If you’re creating characters, animals or creatures, chances are they’re either going to need a hairstyle or fur. Just about every 3D application out there gives you the ability to create hair systems for your characters that not only look natural, but also behave in a realistic way during animations. In this article, we’re going to look at Maya’s powerful nHair system.
With nHair the computer is literally calculating every strand of hair, of course, depending on your project this may not always fit the style. For instance, maybe you’re working on a cartoonier project, where thick strands of polygons make more sense than the more realistic style of hair that nHair provides you. If that’s the case, then applying a physics system around the polygon hair might work best, but even so, being familiar with nHair and the power that it gives you is vital.
For this particular tutorial we’re going to use the Biker model asset. This guy is currently bald, which is fine, but we’re going to add a mohawk to his dome using nHair. So, nHair works a little bit differently than what you may have experienced in different 3D applications.
What you first need to do is establish the rough guides for your hair, which you can do by utilizing the various curves in Maya. These guides can then be used to create the nHair follicles.
So with the asset opened in Maya, it’s now time to start creating our hair guides. To do this go to Create>Curve Tools>EP Curve Tool. I’m using Maya 2016 and the UI is slightly different from previous versions, so the EP Curve Tool may be located in Create>EP Curve Tool.
With the EP Curve Tool create one small curve right in the middle of the characters forehead, you can make it as short or as long as you want, and you’ll want at least three points created. You can see in the image above about the size I created.
Take this new curve and begin duplicating it down the top of our character’s head. You’ll need to do some slight rotations and adjustments to some of the curves as you go.
You can see the strip of curves along the characters head in the image above. As you can see we have a very basic structure for the mohawk. Of course, this is just our guides and the mohawk isn't going to be this thin.
Now that we have the first strip of curves created let’s select all the curves and duplicate it two times, setting a new strip on either side. That way our mohawk will be thicker. When you’re happy with the guide placement we can create the nHair and begin tweaking it as needed.
Select all the curves you created and go to nHair>Assign Hair System>New Hair System. This will assign a new hair system along our guides, so that when we add the hair it will get placed where the guides are located.
Now select the character mesh and go to nHair>Create Hair>Option box. Scroll down to the very bottom of the Create Hair Options and under the Place hairs into dropdown box choose the hair system you just created a few moments ago, it should be called something like hairSystemShape1 then choose apply.
You should see that we have hairs placed on our guides, but we also have hair clumps attached to the rest of our character mesh, which we really don’t want.
This can be easily fixed by going into your Outliner and opening up the hairSystem1Follicles and scrolling down until you find bodyFollicle. These are all the follicles that have been placed on areas other than the guides we established, so just delete these.

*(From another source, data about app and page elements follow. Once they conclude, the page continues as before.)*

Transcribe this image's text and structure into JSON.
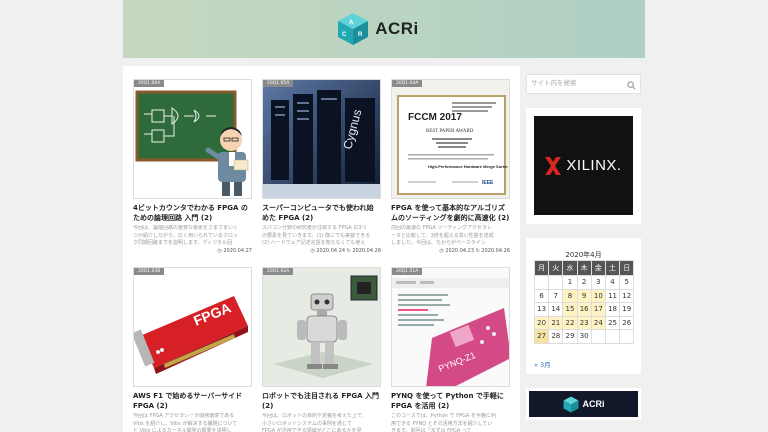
{
  "site": {
    "logo_text": "ACRi"
  },
  "posts": [
    {
      "badge": "20Q1.06A",
      "title": "4ビットカウンタでわかる FPGA の\nための論理回路 入門 (2)",
      "excerpt": "今回は、論理回路の重要な要素をさまざまいく\nつか紹介しながら、広く用いられているクロッ\nク同期回路までを説明します。ディジタル回",
      "date": "2020.04.27"
    },
    {
      "badge": "20Q1.05A",
      "title": "スーパーコンピュータでも使われ始\nめた FPGA (2)",
      "excerpt": "スパコン分野の研究者が注目する FPGA の3つ\nの要素を見ていきます。(1) 既にでも実装できる\n(2) ハードウェア記述言語を知らなくても使え",
      "date": "2020.04.24 ↻ 2020.04.26"
    },
    {
      "badge": "20Q1.04A",
      "title": "FPGA を使って基本的なアルゴリズ\nムのソーティングを劇的に高速化 (2)",
      "excerpt": "前回の最速の FPGA ソーティングアクセラレ\nータと比較して、3倍を超える高い性能を達成\nしました。今回は、ちからがベースライン",
      "date": "2020.04.23 ↻ 2020.04.26"
    },
    {
      "badge": "20Q1.03B",
      "title": "AWS F1 で始めるサーバーサイド\nFPGA (2)",
      "excerpt": "今回は FPGA アクセラレータ開発環境である\nVitis を紹介し、Vitis が解決する課題について\nと Vitis によるカーネル開発の概要を説明し",
      "date": ""
    },
    {
      "badge": "20Q1.02A",
      "title": "ロボットでも注目される FPGA 入門\n(2)",
      "excerpt": "今回は、ロボットの目的や定義を考えた上で、\n小さいロボットシステムの事例を通じて\nFPGA が活用できる領域がどこにあるかを見",
      "date": ""
    },
    {
      "badge": "20Q1.01A",
      "title": "PYNQ を使って Python で手軽に\nFPGA を活用 (2)",
      "excerpt": "このコースでは、Python で FPGA を手軽に利\n用できる PYNQ とその活用方法を紹介してい\nきます。前回は「まずは FPGA って",
      "date": ""
    }
  ],
  "sidebar": {
    "search_placeholder": "サイト内を検索",
    "xilinx_label": "XILINX.",
    "calendar": {
      "title": "2020年4月",
      "weekdays": [
        "月",
        "火",
        "水",
        "木",
        "金",
        "土",
        "日"
      ],
      "weeks": [
        [
          "",
          "",
          "1",
          "2",
          "3",
          "4",
          "5"
        ],
        [
          "6",
          "7",
          "8",
          "9",
          "10",
          "11",
          "12"
        ],
        [
          "13",
          "14",
          "15",
          "16",
          "17",
          "18",
          "19"
        ],
        [
          "20",
          "21",
          "22",
          "23",
          "24",
          "25",
          "26"
        ],
        [
          "27",
          "28",
          "29",
          "30",
          "",
          "",
          ""
        ]
      ],
      "prev_link": "« 3月"
    },
    "banner_text": "ACRi"
  },
  "colors": {
    "accent": "#3cbcc4",
    "header_start": "#c6d6bf",
    "header_end": "#aecfc4"
  }
}
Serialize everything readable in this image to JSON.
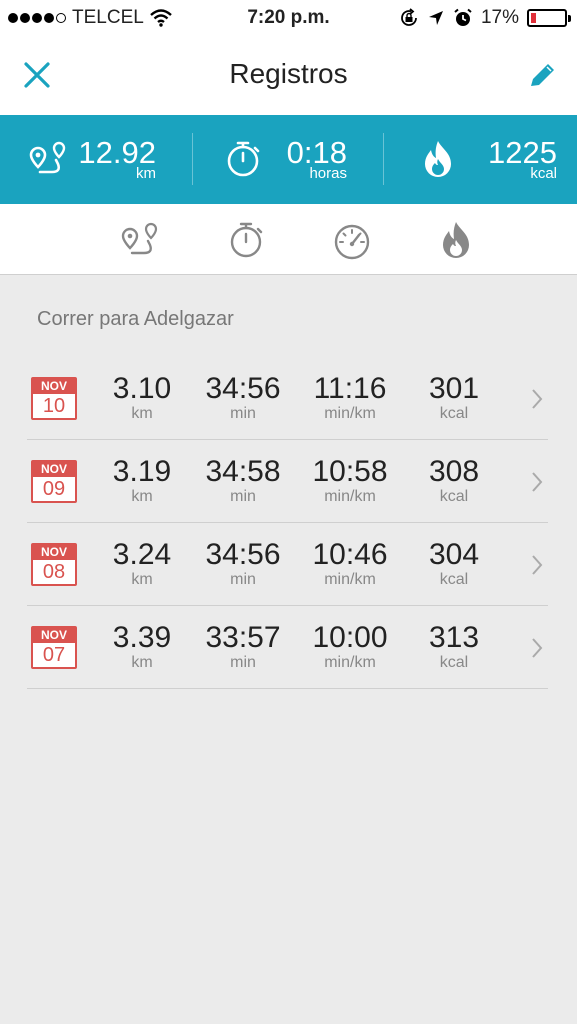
{
  "status": {
    "carrier": "TELCEL",
    "time": "7:20 p.m.",
    "battery_pct": "17%",
    "battery_level": 0.17,
    "signal_bars": 4,
    "signal_total": 5
  },
  "header": {
    "title": "Registros",
    "close_icon": "close-icon",
    "edit_icon": "pencil-icon"
  },
  "summary": {
    "distance": {
      "value": "12.92",
      "unit": "km",
      "icon": "route-icon"
    },
    "duration": {
      "value": "0:18",
      "unit": "horas",
      "icon": "stopwatch-icon"
    },
    "calories": {
      "value": "1225",
      "unit": "kcal",
      "icon": "flame-icon"
    }
  },
  "tabs": [
    {
      "icon": "route-icon"
    },
    {
      "icon": "stopwatch-icon"
    },
    {
      "icon": "speedometer-icon"
    },
    {
      "icon": "flame-icon"
    }
  ],
  "colors": {
    "accent": "#1aa3bf",
    "calendar": "#d9534f",
    "tab_icons": "#888888"
  },
  "section": {
    "title": "Correr para Adelgazar"
  },
  "records": [
    {
      "month": "NOV",
      "day": "10",
      "distance": "3.10",
      "distance_unit": "km",
      "time": "34:56",
      "time_unit": "min",
      "pace": "11:16",
      "pace_unit": "min/km",
      "calories": "301",
      "calories_unit": "kcal"
    },
    {
      "month": "NOV",
      "day": "09",
      "distance": "3.19",
      "distance_unit": "km",
      "time": "34:58",
      "time_unit": "min",
      "pace": "10:58",
      "pace_unit": "min/km",
      "calories": "308",
      "calories_unit": "kcal"
    },
    {
      "month": "NOV",
      "day": "08",
      "distance": "3.24",
      "distance_unit": "km",
      "time": "34:56",
      "time_unit": "min",
      "pace": "10:46",
      "pace_unit": "min/km",
      "calories": "304",
      "calories_unit": "kcal"
    },
    {
      "month": "NOV",
      "day": "07",
      "distance": "3.39",
      "distance_unit": "km",
      "time": "33:57",
      "time_unit": "min",
      "pace": "10:00",
      "pace_unit": "min/km",
      "calories": "313",
      "calories_unit": "kcal"
    }
  ]
}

With that, we’re left with a nice thicket of hair clumps on our characters head. Now, we have the nHair placed along our guides. Of course, we’ll now need to do further adjustments to the nHair properties to get it looking closer to how we want.
Select the hairSystem1 in the Outliner and in the Attribute Editor we can begin to tweak our hairs. In the Clump and Hair Shape properties we can make some adjustments. I upped the Hair Per Clump to around 40. Set the Sub Segments to 3, which smooth’s out each hair strand. I set the Thinning to 0.390. The Clump Width to 0.5. You can see this adds a lot more volume to our hair.
Scroll down to the Shading properties in the hairSystemShape1 and change the hair color to whatever you like. I changed it to a greyish color similar to his eyebrows and beard.
Since we’re using nHair if you play the animation in the timeline you should see that your hair slowly starts to fall. Depending on the look you’re going for this is something you may or may not want. You can adjust the dynamics properties of the hair by opening on the Dynamic Properties panel in the Attribute Editor of the hairSystemShape1 node.
You can adjust things like Bend Resistance, and the Stiffness Scale to allow the hair to stay in place more during the simulation.
While this was just a very basic example of how to use nHair, you can begin experimenting with it in your own projects. The first step is to create your guides using curves, so style the hair roughly how you want it to look and create a new hair system based on these guides.